It’s nine in the morning, and I’m standing on stage at the National Spelling Bee. At this hour the cavernous ballroom in the Grand Hyatt is almost empty, except for Jim Close, father of Kerry Close, who got here early to stake out the best seat. In one hour the great conflagration will begin, the final day of competition, with its massive media coverage, its anxious parents, and its more-than-anxious spellers. But at this hour the ballroom is calm, almost ghostly.
I stand where the spellers will stand, at the microphone, looking out into the hall. Focused on this stage is a set of six spotlights, suspended from the ceiling; they are so klieg-light bright they obscure the top half of my field of vision. With the lights in my eyes the hall appears to recede into inky dimness, and it seems I’m suspended, even floating, over a sea of seats. As my eyes adjust, I see a daunting sight: At the back of the hall, on a raised platform, is a row of sixteen video cameras, all pointed directly at me.
As my eyes further adjust, I notice something still more unsettling. Down in front of the stage is a wall, a kind of barricade, behind which will sit a cadre of judges and officials. In the middle, on a raised platform, are seats for a pronouncer and his assistant. On either side will sit all manner of timekeepers, record keepers, and word judges, all focused intently on whoever stands at this microphone. With that thought in mind, I’m relieved to be a reporter who can step off stage, rather than a speller who will be inspected and detected by this squad of watchers.
As I step offstage, a teenage staffer walks in with the Bee trophy, the 2-foot-tall gold loving cup that today’s winner will hoist high as countless cameras flash. He’s carrying it casually, like it’s just a thing, but as he places it on its onstage pedestal, it assumes magic powers.

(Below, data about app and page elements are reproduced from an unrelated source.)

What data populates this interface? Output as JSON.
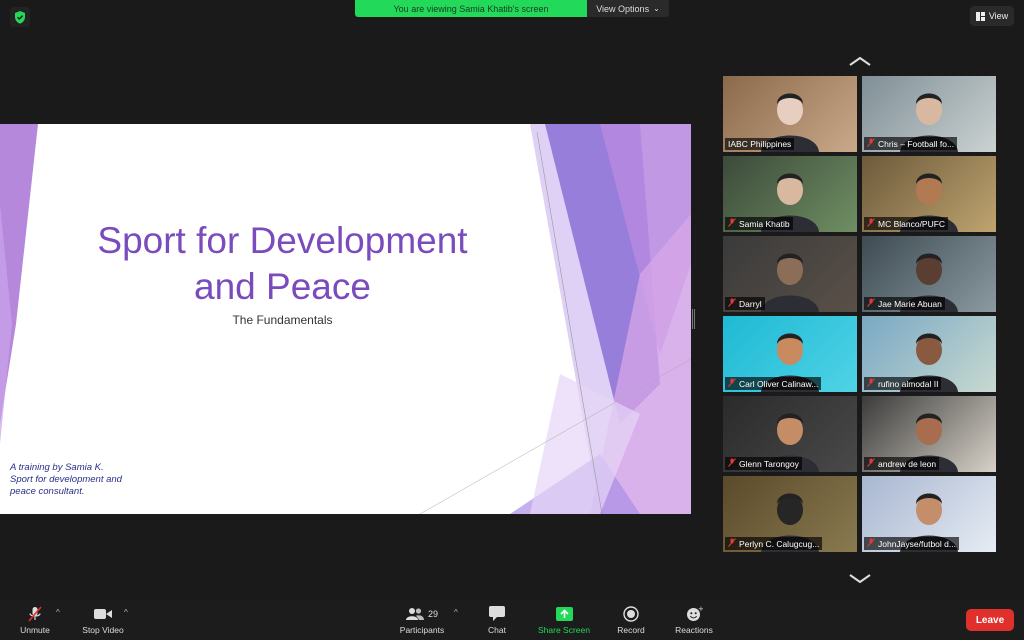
{
  "top": {
    "share_banner": "You are viewing Samia Khatib's screen",
    "view_options": "View Options",
    "view_button": "View"
  },
  "slide": {
    "title_line1": "Sport for Development",
    "title_line2": "and Peace",
    "subtitle": "The Fundamentals",
    "credit_line1": "A training by Samia K.",
    "credit_line2": "Sport for development and",
    "credit_line3": "peace consultant."
  },
  "gallery": {
    "tiles": [
      {
        "name": "IABC Philippines",
        "muted": false,
        "active": true
      },
      {
        "name": "Chris – Football fo...",
        "muted": true
      },
      {
        "name": "Samia Khatib",
        "muted": true
      },
      {
        "name": "MC Blanco/PUFC",
        "muted": true
      },
      {
        "name": "Darryl",
        "muted": true
      },
      {
        "name": "Jae Marie Abuan",
        "muted": true
      },
      {
        "name": "Carl Oliver Calinaw...",
        "muted": true
      },
      {
        "name": "rufino almodal II",
        "muted": true
      },
      {
        "name": "Glenn Tarongoy",
        "muted": true
      },
      {
        "name": "andrew de leon",
        "muted": true
      },
      {
        "name": "Perlyn C. Calugcug...",
        "muted": true
      },
      {
        "name": "JohnJayse/futbol d...",
        "muted": true
      }
    ]
  },
  "toolbar": {
    "unmute": "Unmute",
    "stop_video": "Stop Video",
    "participants_count": "29",
    "participants": "Participants",
    "chat": "Chat",
    "share_screen": "Share Screen",
    "record": "Record",
    "reactions": "Reactions",
    "leave": "Leave"
  },
  "colors": {
    "share_green": "#23d959",
    "active_tile_border": "#d7e86d",
    "leave_red": "#e0302c",
    "slide_title": "#7a4bbd"
  }
}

It gleams, and, most powerfully, it offers its winner a place in the record books. Those who compete today will remember who placed number two, but no one else will. Long after today’s $28,000 first prize is spent, the champion’s name will sit quietly in the record book, and will be referred to with the laurel wreath, Winner, 2005, Scripps National Spelling Bee.
That individual will be able to rightfully boast of having taken an expansive lingual journey; he or she must be conversant in Latin, Greek, French, and a host of other languages, must have a breathtaking vocabulary, and must possess upper-level conceptual skills. They must be willing to work long hours in single-minded dedication to a goal. They must believe in themselves enough to think they can win. And, most challenging of all, they must put all these abilities together in the pressure of the moment, under great stress, as thousands of viewers watch. Today’s contest is about maturity and presence of mind as well as spelling skills. The winner, in short, must be a true intellectual athlete.
All across the country, as the hour nears, people are switching on their televisions, turning to ESPN, and wondering: Who will become the champion today?